REQUIREMENT » Take each line of the entries below that contains "this" and copy it.

□ □ □ □ □ □ □

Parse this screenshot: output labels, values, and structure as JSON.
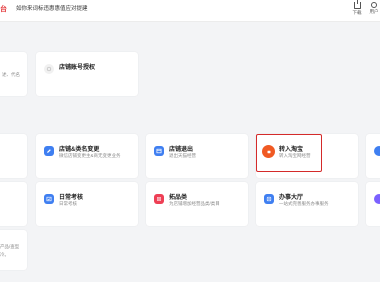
{
  "topbar": {
    "brand": "台",
    "notice": "如你来词标违惠惠值应对提建",
    "download_label": "下载",
    "user_label": "用户"
  },
  "cards": {
    "shop_account": {
      "title": "店铺账号授权"
    },
    "shop_change": {
      "title": "店铺&类名变更",
      "desc": "微信店铺变更主&商无变更业务"
    },
    "shop_exit": {
      "title": "店铺退出",
      "desc": "退出天猫经营"
    },
    "transfer_taobao": {
      "title": "转入淘宝",
      "desc": "转入淘宝网经营"
    },
    "daily_exam": {
      "title": "日常考核",
      "desc": "日常考核"
    },
    "expand_category": {
      "title": "拓品类",
      "desc": "为店铺增加经营品类/类目"
    },
    "service_hall": {
      "title": "办事大厅",
      "desc": "一站式完善服务办事服务"
    },
    "left_fragments": {
      "line1": "述、代名",
      "line2": "产品/查型",
      "line3": "冷。"
    }
  },
  "colors": {
    "accent_red": "#e4393c",
    "blue": "#3f7ff1",
    "orange_red": "#f05a23",
    "pink_red": "#ee3f55",
    "highlight": "#d42a2a"
  }
}
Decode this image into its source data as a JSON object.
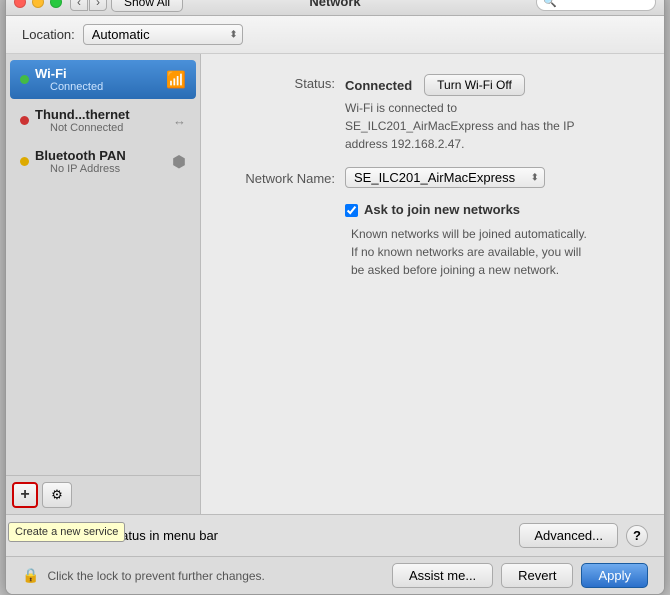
{
  "window": {
    "title": "Network"
  },
  "toolbar": {
    "location_label": "Location:",
    "location_value": "Automatic",
    "search_placeholder": ""
  },
  "sidebar": {
    "networks": [
      {
        "id": "wifi",
        "name": "Wi-Fi",
        "status": "Connected",
        "dot_color": "green",
        "selected": true,
        "icon": "wifi"
      },
      {
        "id": "thunderbolt",
        "name": "Thund...thernet",
        "status": "Not Connected",
        "dot_color": "red",
        "selected": false,
        "icon": "ethernet"
      },
      {
        "id": "bluetooth",
        "name": "Bluetooth PAN",
        "status": "No IP Address",
        "dot_color": "yellow",
        "selected": false,
        "icon": "bluetooth"
      }
    ],
    "add_button": "+",
    "gear_button": "⚙",
    "tooltip": "Create a new service"
  },
  "main": {
    "status_label": "Status:",
    "status_value": "Connected",
    "turn_off_label": "Turn Wi-Fi Off",
    "status_desc": "Wi-Fi is connected to\nSE_ILC201_AirMacExpress and has the IP\naddress 192.168.2.47.",
    "network_name_label": "Network Name:",
    "network_name_value": "SE_ILC201_AirMacExpress",
    "checkbox_label": "Ask to join new networks",
    "checkbox_desc": "Known networks will be joined automatically.\nIf no known networks are available, you will\nbe asked before joining a new network."
  },
  "bottom": {
    "show_wifi_checkbox_label": "Show Wi-Fi status in menu bar",
    "advanced_btn": "Advanced...",
    "help_btn": "?",
    "assist_btn": "Assist me...",
    "revert_btn": "Revert",
    "apply_btn": "Apply"
  },
  "lock_bar": {
    "icon": "🔒",
    "text": "Click the lock to prevent further changes."
  }
}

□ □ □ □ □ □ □

WORKED SOLUTION »
Parse this screenshot: output labels, values, and structure as JSON.
Decode this image into its source data as a JSON object.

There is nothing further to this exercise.